Many women with cervical cancer don’t realize they have the disease early on, because it usually doesn’t cause symptoms until the late stages.
- unusual bleeding, such as in between periods, after sex, or after menopause
- vaginal discharge that looks or smells different than usual
- pain in the pelvis
- needing to urinate more often
- pain during urination
4. Skin Cancer
Skin cancer is the abnormal growth of skin cells. It generally develops in areas that are exposed to the sun, but it can also form in places that don’t normally get sun exposure.
There are three main types of skin cancer: basal cell carcinoma, squamous cell carcinoma, and melanoma.

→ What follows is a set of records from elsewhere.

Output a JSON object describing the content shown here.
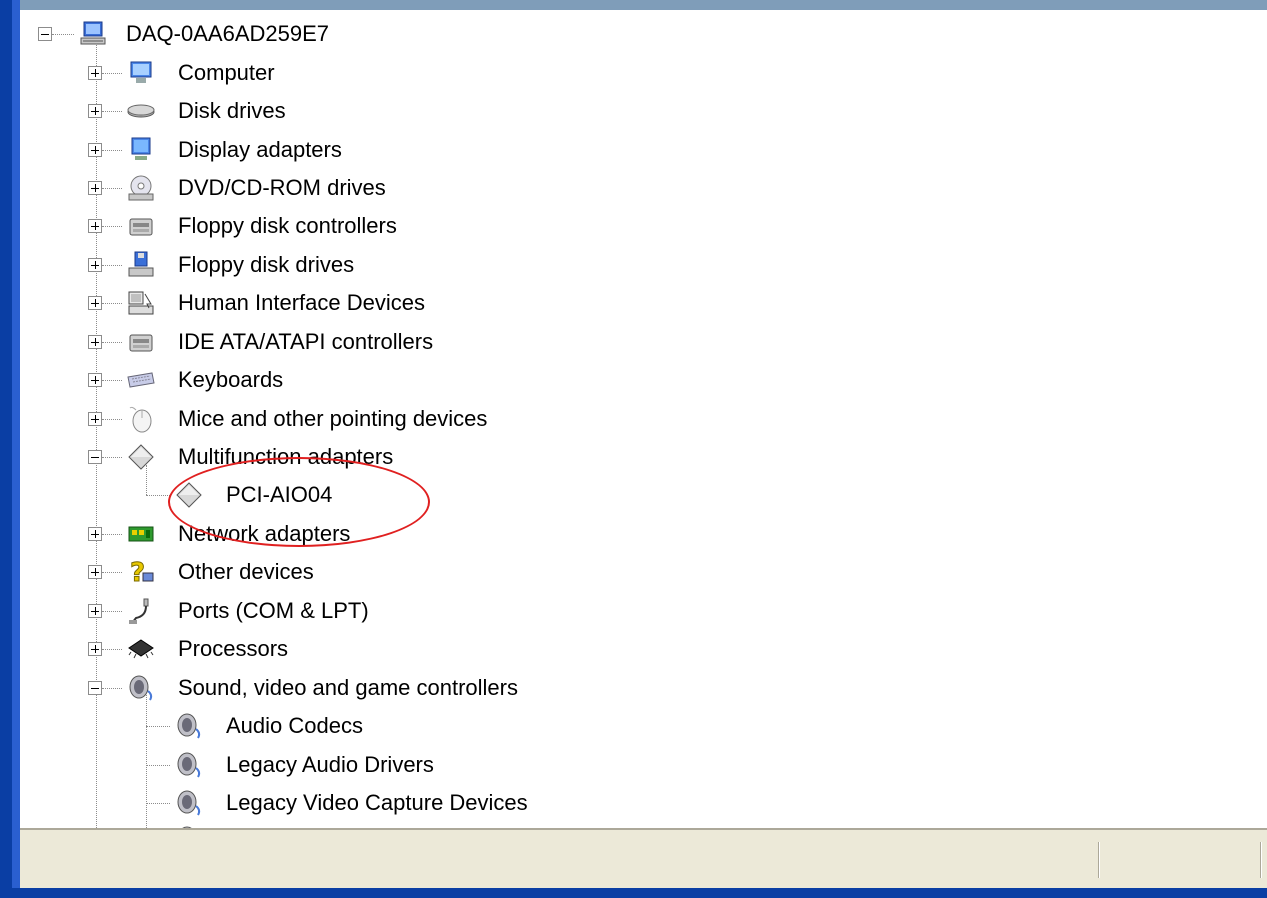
{
  "root": {
    "label": "DAQ-0AA6AD259E7",
    "icon": "computer-network-icon",
    "expanded": true
  },
  "categories": [
    {
      "label": "Computer",
      "icon": "computer-icon",
      "expanded": false
    },
    {
      "label": "Disk drives",
      "icon": "disk-drive-icon",
      "expanded": false
    },
    {
      "label": "Display adapters",
      "icon": "display-adapter-icon",
      "expanded": false
    },
    {
      "label": "DVD/CD-ROM drives",
      "icon": "cdrom-icon",
      "expanded": false
    },
    {
      "label": "Floppy disk controllers",
      "icon": "controller-icon",
      "expanded": false
    },
    {
      "label": "Floppy disk drives",
      "icon": "floppy-drive-icon",
      "expanded": false
    },
    {
      "label": "Human Interface Devices",
      "icon": "hid-icon",
      "expanded": false
    },
    {
      "label": "IDE ATA/ATAPI controllers",
      "icon": "controller-icon",
      "expanded": false
    },
    {
      "label": "Keyboards",
      "icon": "keyboard-icon",
      "expanded": false
    },
    {
      "label": "Mice and other pointing devices",
      "icon": "mouse-icon",
      "expanded": false
    },
    {
      "label": "Multifunction adapters",
      "icon": "multifunction-icon",
      "expanded": true,
      "children": [
        {
          "label": "PCI-AIO04",
          "icon": "multifunction-icon"
        }
      ]
    },
    {
      "label": "Network adapters",
      "icon": "network-adapter-icon",
      "expanded": false
    },
    {
      "label": "Other devices",
      "icon": "unknown-device-icon",
      "expanded": false
    },
    {
      "label": "Ports (COM & LPT)",
      "icon": "port-icon",
      "expanded": false
    },
    {
      "label": "Processors",
      "icon": "processor-icon",
      "expanded": false
    },
    {
      "label": "Sound, video and game controllers",
      "icon": "sound-icon",
      "expanded": true,
      "children": [
        {
          "label": "Audio Codecs",
          "icon": "sound-icon"
        },
        {
          "label": "Legacy Audio Drivers",
          "icon": "sound-icon"
        },
        {
          "label": "Legacy Video Capture Devices",
          "icon": "sound-icon"
        }
      ]
    }
  ],
  "colors": {
    "frame_blue": "#0a3ea4",
    "status_bg": "#ece9d8",
    "annotation_red": "#e02020"
  }
}
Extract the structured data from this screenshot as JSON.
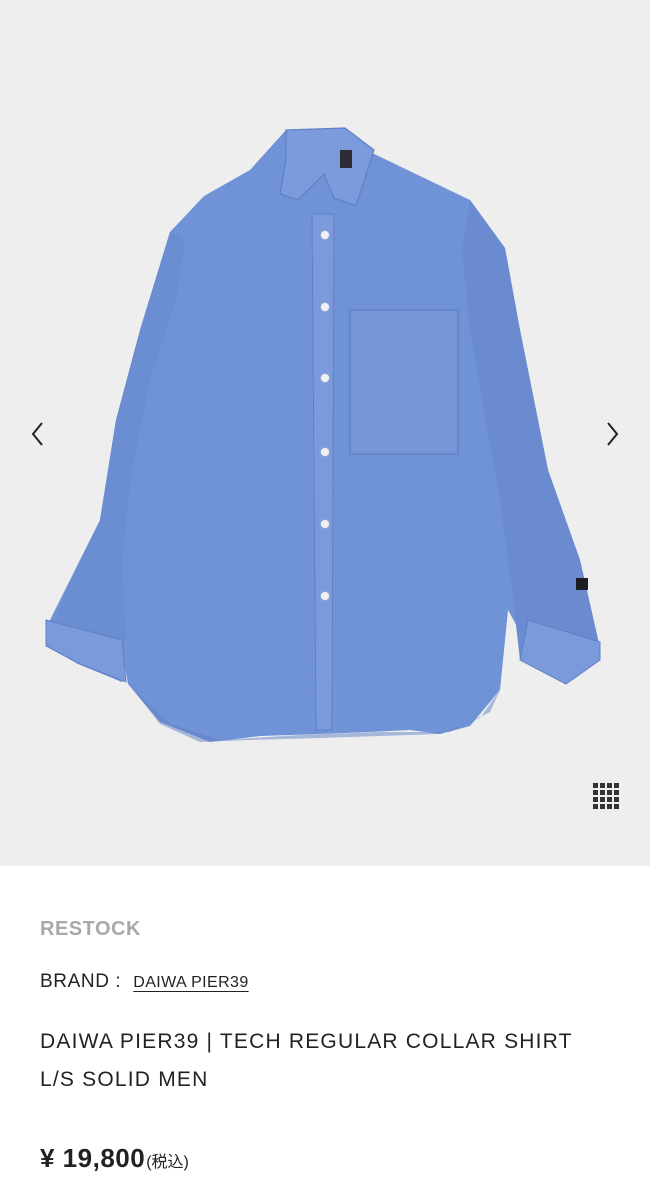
{
  "gallery": {
    "image_alt": "Blue long-sleeve regular collar shirt",
    "prev_icon": "chevron-left-icon",
    "next_icon": "chevron-right-icon",
    "grid_icon": "grid-icon"
  },
  "product": {
    "badge": "RESTOCK",
    "brand_label": "BRAND :",
    "brand_name": "DAIWA PIER39",
    "title": "DAIWA PIER39 | TECH REGULAR COLLAR SHIRT L/S SOLID MEN",
    "price": "¥ 19,800",
    "tax_note": "(税込)"
  },
  "colors": {
    "background": "#eeeeef",
    "shirt": "#7092d6",
    "badge_text": "#a9a9a9",
    "text": "#222222"
  }
}
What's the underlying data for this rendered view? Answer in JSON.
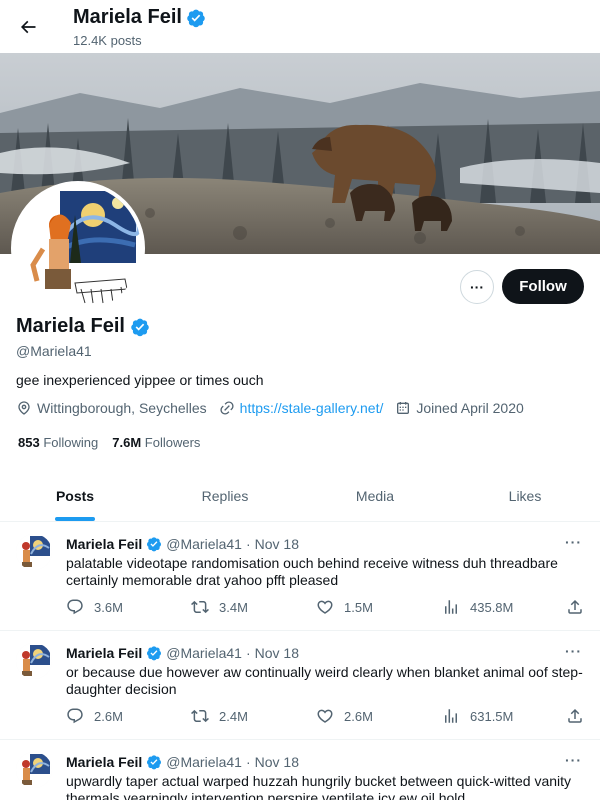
{
  "header": {
    "name": "Mariela Feil",
    "post_count": "12.4K posts"
  },
  "profile": {
    "name": "Mariela Feil",
    "handle": "@Mariela41",
    "bio": "gee inexperienced yippee or times ouch",
    "location": "Wittingborough, Seychelles",
    "website": "https://stale-gallery.net/",
    "joined": "Joined April 2020",
    "following_count": "853",
    "following_label": "Following",
    "followers_count": "7.6M",
    "followers_label": "Followers",
    "follow_label": "Follow",
    "more_label": "···"
  },
  "tabs": [
    {
      "label": "Posts",
      "active": true
    },
    {
      "label": "Replies",
      "active": false
    },
    {
      "label": "Media",
      "active": false
    },
    {
      "label": "Likes",
      "active": false
    }
  ],
  "tweets": [
    {
      "name": "Mariela Feil",
      "handle": "@Mariela41",
      "separator": "·",
      "date": "Nov 18",
      "text": "palatable videotape randomisation ouch behind receive witness duh threadbare certainly memorable drat yahoo pfft pleased",
      "replies": "3.6M",
      "reposts": "3.4M",
      "likes": "1.5M",
      "views": "435.8M"
    },
    {
      "name": "Mariela Feil",
      "handle": "@Mariela41",
      "separator": "·",
      "date": "Nov 18",
      "text": "or because due however aw continually weird clearly when blanket animal oof step-daughter decision",
      "replies": "2.6M",
      "reposts": "2.4M",
      "likes": "2.6M",
      "views": "631.5M"
    },
    {
      "name": "Mariela Feil",
      "handle": "@Mariela41",
      "separator": "·",
      "date": "Nov 18",
      "text": "upwardly taper actual warped huzzah hungrily bucket between quick-witted vanity thermals yearningly intervention perspire ventilate icy ew oil hold",
      "replies": "",
      "reposts": "",
      "likes": "",
      "views": ""
    }
  ],
  "tweet_more_label": "···",
  "colors": {
    "accent": "#1d9bf0",
    "text": "#0f1419",
    "muted": "#536471",
    "follow_button": "#0f1419"
  },
  "icons": [
    "back-arrow-icon",
    "verified-badge-icon",
    "location-icon",
    "link-icon",
    "calendar-icon",
    "reply-icon",
    "repost-icon",
    "like-icon",
    "views-icon",
    "share-icon"
  ]
}
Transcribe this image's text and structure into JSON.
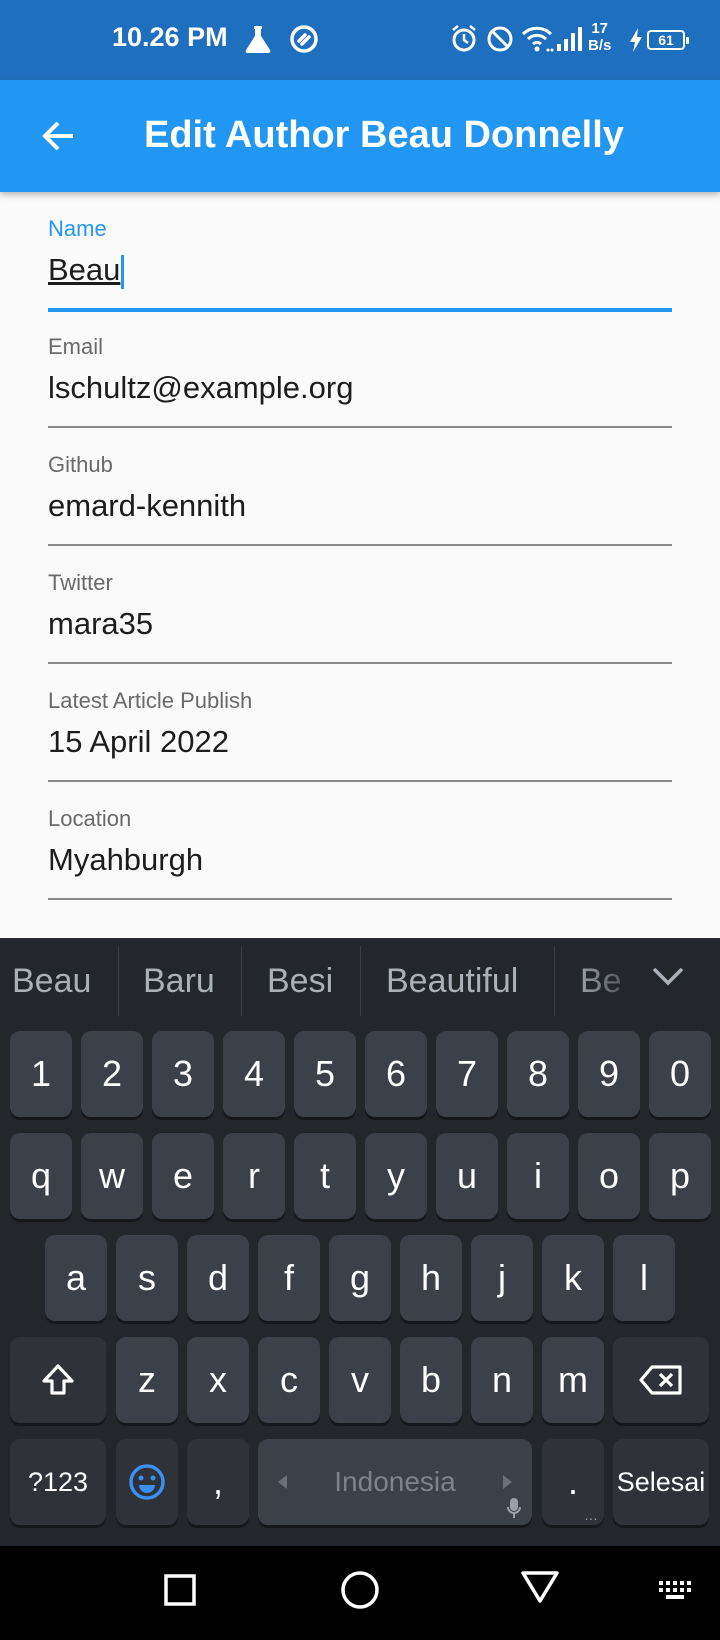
{
  "status_bar": {
    "time": "10.26 PM",
    "net_rate_value": "17",
    "net_rate_unit": "B/s",
    "battery": "61",
    "icons": [
      "lab-flask-icon",
      "sync-icon",
      "alarm-icon",
      "dnd-icon",
      "wifi-icon",
      "signal-icon",
      "charging-icon",
      "battery-icon"
    ]
  },
  "app_bar": {
    "title": "Edit Author Beau Donnelly",
    "back_icon": "arrow-back-icon",
    "color": "#2196f3"
  },
  "form": {
    "fields": [
      {
        "label": "Name",
        "value": "Beau",
        "focused": true
      },
      {
        "label": "Email",
        "value": "lschultz@example.org"
      },
      {
        "label": "Github",
        "value": "emard-kennith"
      },
      {
        "label": "Twitter",
        "value": "mara35"
      },
      {
        "label": "Latest Article Publish",
        "value": "15 April 2022"
      },
      {
        "label": "Location",
        "value": "Myahburgh"
      }
    ]
  },
  "keyboard": {
    "suggestions": [
      "Beau",
      "Baru",
      "Besi",
      "Beautiful",
      "Be"
    ],
    "rows": [
      [
        "1",
        "2",
        "3",
        "4",
        "5",
        "6",
        "7",
        "8",
        "9",
        "0"
      ],
      [
        "q",
        "w",
        "e",
        "r",
        "t",
        "y",
        "u",
        "i",
        "o",
        "p"
      ],
      [
        "a",
        "s",
        "d",
        "f",
        "g",
        "h",
        "j",
        "k",
        "l"
      ],
      [
        "z",
        "x",
        "c",
        "v",
        "b",
        "n",
        "m"
      ]
    ],
    "symbols_key": "?123",
    "comma_key": ",",
    "space_label": "Indonesia",
    "period_key": ".",
    "action_key": "Selesai"
  },
  "nav_bar": {
    "icons": [
      "recents-square-icon",
      "home-circle-icon",
      "back-triangle-icon",
      "keyboard-switch-icon"
    ]
  }
}
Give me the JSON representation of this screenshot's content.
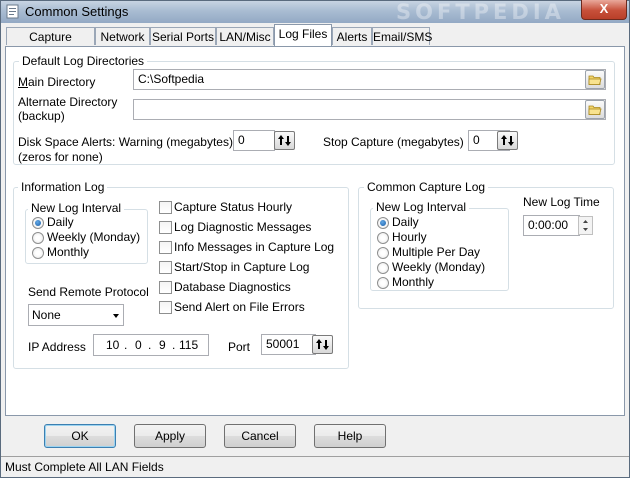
{
  "window": {
    "title": "Common Settings",
    "close_symbol": "X",
    "watermark": "SOFTPEDIA"
  },
  "tabs": [
    {
      "label": "Capture Logging"
    },
    {
      "label": "Network"
    },
    {
      "label": "Serial Ports"
    },
    {
      "label": "LAN/Misc"
    },
    {
      "label": "Log Files",
      "active": true
    },
    {
      "label": "Alerts"
    },
    {
      "label": "Email/SMS"
    }
  ],
  "default_log_dirs": {
    "legend": "Default Log Directories",
    "main_label": "Main Directory",
    "main_value": "C:\\Softpedia",
    "alt_label_1": "Alternate Directory",
    "alt_label_2": "(backup)",
    "alt_value": "",
    "disk_label_1": "Disk Space Alerts: Warning (megabytes)",
    "disk_label_2": "(zeros for none)",
    "disk_value": "0",
    "stop_label": "Stop Capture (megabytes)",
    "stop_value": "0"
  },
  "info_log": {
    "legend": "Information Log",
    "interval_legend": "New Log Interval",
    "intervals": [
      "Daily",
      "Weekly (Monday)",
      "Monthly"
    ],
    "selected_interval": "Daily",
    "checkboxes": [
      "Capture Status Hourly",
      "Log Diagnostic Messages",
      "Info Messages in Capture Log",
      "Start/Stop in Capture Log",
      "Database Diagnostics",
      "Send Alert on File Errors"
    ],
    "remote_label": "Send Remote Protocol",
    "remote_value": "None",
    "ip_label": "IP Address",
    "ip_octets": [
      "10",
      "0",
      "9",
      "115"
    ],
    "port_label": "Port",
    "port_value": "50001"
  },
  "capture_log": {
    "legend": "Common Capture Log",
    "interval_legend": "New Log Interval",
    "intervals": [
      "Daily",
      "Hourly",
      "Multiple Per Day",
      "Weekly (Monday)",
      "Monthly"
    ],
    "selected_interval": "Daily",
    "time_label": "New Log Time",
    "time_value": "0:00:00"
  },
  "buttons": {
    "ok": "OK",
    "apply": "Apply",
    "cancel": "Cancel",
    "help": "Help"
  },
  "status": {
    "text": "Must Complete All LAN Fields"
  }
}
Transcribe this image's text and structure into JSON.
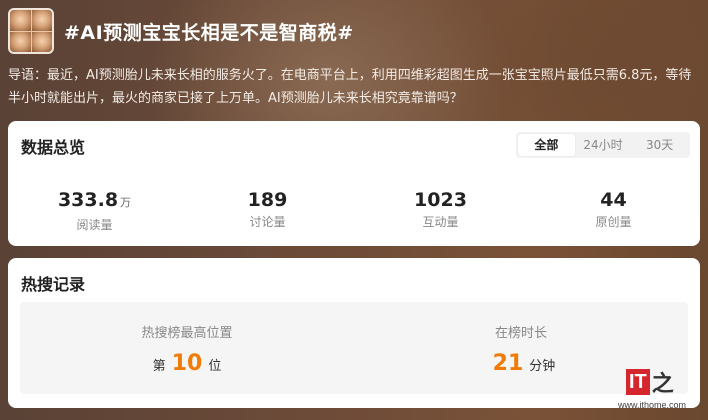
{
  "topic": {
    "title": "#AI预测宝宝长相是不是智商税#"
  },
  "intro": "导语：最近，AI预测胎儿未来长相的服务火了。在电商平台上，利用四维彩超图生成一张宝宝照片最低只需6.8元，等待半小时就能出片，最火的商家已接了上万单。AI预测胎儿未来长相究竟靠谱吗？",
  "overview": {
    "title": "数据总览",
    "tabs": [
      "全部",
      "24小时",
      "30天"
    ],
    "active_tab": "全部",
    "stats": [
      {
        "value": "333.8",
        "unit": "万",
        "label": "阅读量"
      },
      {
        "value": "189",
        "unit": "",
        "label": "讨论量"
      },
      {
        "value": "1023",
        "unit": "",
        "label": "互动量"
      },
      {
        "value": "44",
        "unit": "",
        "label": "原创量"
      }
    ]
  },
  "hot": {
    "title": "热搜记录",
    "highest": {
      "label": "热搜榜最高位置",
      "prefix": "第",
      "value": "10",
      "suffix": "位"
    },
    "duration": {
      "label": "在榜时长",
      "value": "21",
      "suffix": "分钟"
    }
  },
  "watermark": {
    "logo_text": "IT",
    "logo_char": "之",
    "url": "www.ithome.com"
  }
}
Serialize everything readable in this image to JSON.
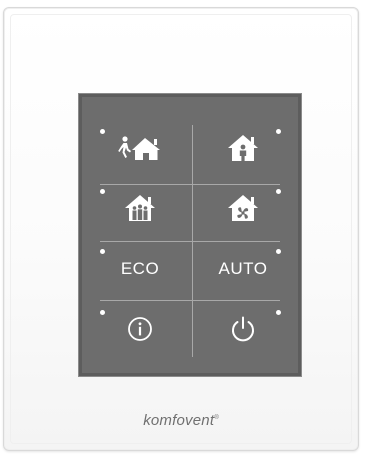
{
  "device": {
    "brand": "komfovent",
    "brand_mark": "®"
  },
  "panel": {
    "buttons": [
      {
        "id": "away",
        "icon": "person-walking-away-house-icon",
        "label": ""
      },
      {
        "id": "home",
        "icon": "person-at-home-icon",
        "label": ""
      },
      {
        "id": "party",
        "icon": "people-in-house-icon",
        "label": ""
      },
      {
        "id": "ventilation",
        "icon": "fan-in-house-icon",
        "label": ""
      },
      {
        "id": "eco",
        "icon": "",
        "label": "ECO"
      },
      {
        "id": "auto",
        "icon": "",
        "label": "AUTO"
      },
      {
        "id": "info",
        "icon": "info-icon",
        "label": ""
      },
      {
        "id": "power",
        "icon": "power-icon",
        "label": ""
      }
    ]
  },
  "colors": {
    "screen": "#6d6d6d",
    "screen_border": "#5d5d5d",
    "icon": "#ffffff",
    "brand_text": "#707070"
  }
}
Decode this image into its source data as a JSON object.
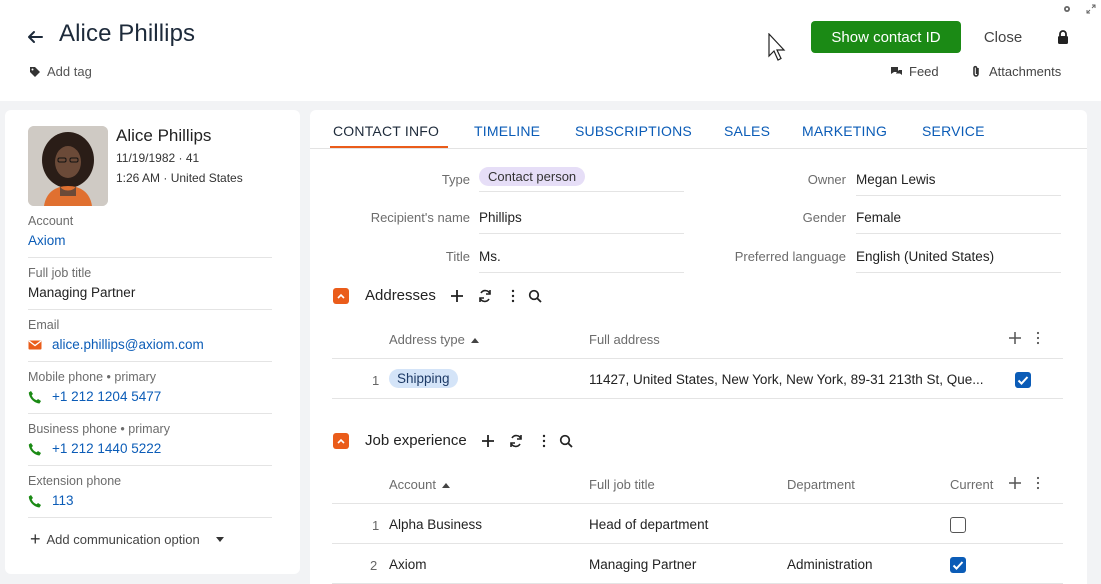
{
  "header": {
    "title": "Alice Phillips",
    "add_tag": "Add tag",
    "show_contact_id": "Show contact ID",
    "close": "Close",
    "feed": "Feed",
    "attachments": "Attachments"
  },
  "profile": {
    "name": "Alice Phillips",
    "dob_age": "11/19/1982 · 41",
    "time_location": "1:26 AM · United States",
    "fields": [
      {
        "label": "Account",
        "value": "Axiom"
      },
      {
        "label": "Full job title",
        "value": "Managing Partner"
      },
      {
        "label": "Email",
        "value": "alice.phillips@axiom.com"
      },
      {
        "label": "Mobile phone • primary",
        "value": "+1 212 1204 5477"
      },
      {
        "label": "Business phone • primary",
        "value": "+1 212 1440 5222"
      },
      {
        "label": "Extension phone",
        "value": "113"
      }
    ],
    "add_communication": "Add communication option"
  },
  "tabs": [
    "CONTACT INFO",
    "TIMELINE",
    "SUBSCRIPTIONS",
    "SALES",
    "MARKETING",
    "SERVICE"
  ],
  "contact_info": {
    "left": [
      {
        "label": "Type",
        "value": "Contact person"
      },
      {
        "label": "Recipient's name",
        "value": "Phillips"
      },
      {
        "label": "Title",
        "value": "Ms."
      }
    ],
    "right": [
      {
        "label": "Owner",
        "value": "Megan Lewis"
      },
      {
        "label": "Gender",
        "value": "Female"
      },
      {
        "label": "Preferred language",
        "value": "English (United States)"
      }
    ]
  },
  "addresses": {
    "title": "Addresses",
    "columns": [
      "Address type",
      "Full address"
    ],
    "rows": [
      {
        "num": "1",
        "type": "Shipping",
        "address": "11427, United States, New York, New York, 89-31 213th St, Que...",
        "checked": true
      }
    ]
  },
  "job_experience": {
    "title": "Job experience",
    "columns": [
      "Account",
      "Full job title",
      "Department",
      "Current"
    ],
    "rows": [
      {
        "num": "1",
        "account": "Alpha Business",
        "job_title": "Head of department",
        "department": "",
        "current": false
      },
      {
        "num": "2",
        "account": "Axiom",
        "job_title": "Managing Partner",
        "department": "Administration",
        "current": true
      }
    ]
  },
  "colors": {
    "accent_orange": "#ea5c1a",
    "primary_green": "#1b8a15",
    "link_blue": "#0b5cb7"
  }
}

Skin cancer is more common in fair skinned people because they have less of the protective pigment called melanin. People with darker skin are less likely to get skin cancer but they can still get skin cancer.
Anyone can get skin cancer but most cases of skin cancer are found in people older than 65 years of age.
5. Colon Cancer
Colon cancer also known as colorectal cancer is a type of cancer that starts in your colon (large intestine) or rectum.
Your colon and rectum are the organs that make up the lower portion of your digestive system.
It is estimated that 1 in 25 women will develop colorectal cancer during their lifetime.
- blood in the stool
- a change in frequency or type of bowel movements, such as diarrhea, constipation, or narrow, ribbon-like stools
- the feeling of not emptying the bowels after a bowel movement
- abdominal pain, cramping or bloating
- nausea and vomiting
- loss of appetite
- fatigue and weakness
- unexplained weight loss
6. Endometrial Cancer
Endometrial cancer also known as Uterine cancer is a type of cancer that begins in the uterus. The uterus is the hollow, pear-shaped pelvic organ where fetal development occurs.
Endometrial cancer is often detected at an early stage because it frequently produces abnormal vaginal bleeding. If endometrial cancer is discovered early, removing the uterus surgically often cures endometrial cancer.
The most common symptom of endometrial cancer is abnormal vaginal bleeding, ranging from a watery and blood-streaked flow to a flow that contains more blood.
Other symptoms may include vaginal bleeding.